Chemosphere ( IF 5.778 ) Pub Date : 2020-09-15 , DOI: 10.1016/j.chemosphere.2020.128326 Ruth Pereira; Sirine Bouguerra; Isabel Lopes; Bárbara Santos; Catarina R. Marques; Cátia Silva; Amira Mestiri; Silja Frankenbach; Olfa Hentati; Moncef Khadraoui; Jörg Römbke; Mohamed Ksibi; Abdelmajid Haddioui; José Paulo Sousa; Fernando J.M. Gonçalves
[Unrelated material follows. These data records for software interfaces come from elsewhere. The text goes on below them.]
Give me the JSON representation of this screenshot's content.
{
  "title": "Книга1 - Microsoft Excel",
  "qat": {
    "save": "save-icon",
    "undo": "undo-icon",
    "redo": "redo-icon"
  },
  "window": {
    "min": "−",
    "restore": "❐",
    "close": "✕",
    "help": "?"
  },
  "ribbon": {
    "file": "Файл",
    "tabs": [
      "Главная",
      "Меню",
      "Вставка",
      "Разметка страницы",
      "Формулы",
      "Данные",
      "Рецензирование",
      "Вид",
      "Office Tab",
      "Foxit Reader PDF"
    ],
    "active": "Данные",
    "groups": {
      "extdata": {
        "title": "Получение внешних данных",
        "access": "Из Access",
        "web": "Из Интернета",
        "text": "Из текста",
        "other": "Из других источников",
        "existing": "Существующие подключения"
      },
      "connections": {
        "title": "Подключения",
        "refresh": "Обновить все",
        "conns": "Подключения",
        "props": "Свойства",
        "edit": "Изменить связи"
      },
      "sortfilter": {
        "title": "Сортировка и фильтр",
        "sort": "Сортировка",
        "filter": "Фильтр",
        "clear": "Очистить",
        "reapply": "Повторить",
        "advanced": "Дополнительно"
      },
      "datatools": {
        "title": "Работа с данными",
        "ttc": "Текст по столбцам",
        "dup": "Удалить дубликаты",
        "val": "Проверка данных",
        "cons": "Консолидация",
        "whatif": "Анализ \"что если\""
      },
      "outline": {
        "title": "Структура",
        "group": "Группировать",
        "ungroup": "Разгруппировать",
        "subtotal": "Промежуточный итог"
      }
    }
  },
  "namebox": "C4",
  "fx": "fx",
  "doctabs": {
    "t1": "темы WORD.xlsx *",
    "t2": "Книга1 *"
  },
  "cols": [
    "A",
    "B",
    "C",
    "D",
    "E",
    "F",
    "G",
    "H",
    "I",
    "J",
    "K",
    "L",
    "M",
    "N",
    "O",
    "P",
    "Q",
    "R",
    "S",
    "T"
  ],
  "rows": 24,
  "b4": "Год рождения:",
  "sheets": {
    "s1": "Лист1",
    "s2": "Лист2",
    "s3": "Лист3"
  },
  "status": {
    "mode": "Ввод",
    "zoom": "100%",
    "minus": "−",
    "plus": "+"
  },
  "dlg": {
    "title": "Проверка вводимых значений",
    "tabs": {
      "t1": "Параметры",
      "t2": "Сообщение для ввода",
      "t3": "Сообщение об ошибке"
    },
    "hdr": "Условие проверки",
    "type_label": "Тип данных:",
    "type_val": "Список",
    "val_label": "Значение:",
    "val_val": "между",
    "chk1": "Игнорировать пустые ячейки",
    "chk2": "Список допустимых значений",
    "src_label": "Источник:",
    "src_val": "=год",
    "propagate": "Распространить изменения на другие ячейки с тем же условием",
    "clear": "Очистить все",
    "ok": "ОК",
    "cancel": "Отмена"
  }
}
Phosphorus is a critical element to agriculture, consequently global phosphate rock demand will remain rising to feed a growing world population. The beneficiation of phosphorous ore gives rise to several tons of a waste by-product [phosphogypsum (PG)] which valorisation is limited, within other reasons, by the risks posed to environment and human health. Although threatening, the accumulation in stacks is the only procedure so far practiced by several countries as a means to get rid of this industrial externality. As part of a NATO Science for Peace Project (SfP 983311) this study describes the application of an environmental risk assessment (ERA) framework, to assess the risks posed by a PG stack to the surrounding soils, in Sfax, Republic of Tunisia. The ERA followed a weight of evidence approach, supported by two lines of evidence (LoE): the chemical (ChemLoE) and the ecotoxicological (EcotoxLoE). Integrated risks point for risk values greater than 0.5 in soils collected in PG stack surrounding area. Soil salinization, has likely contributed to the exacerbation of risks, as well as to the lack of consistency between both LoEs. This study highlights the need of rethinking the weight given to each LoE in ERA, in areas where soil salinization is a reality.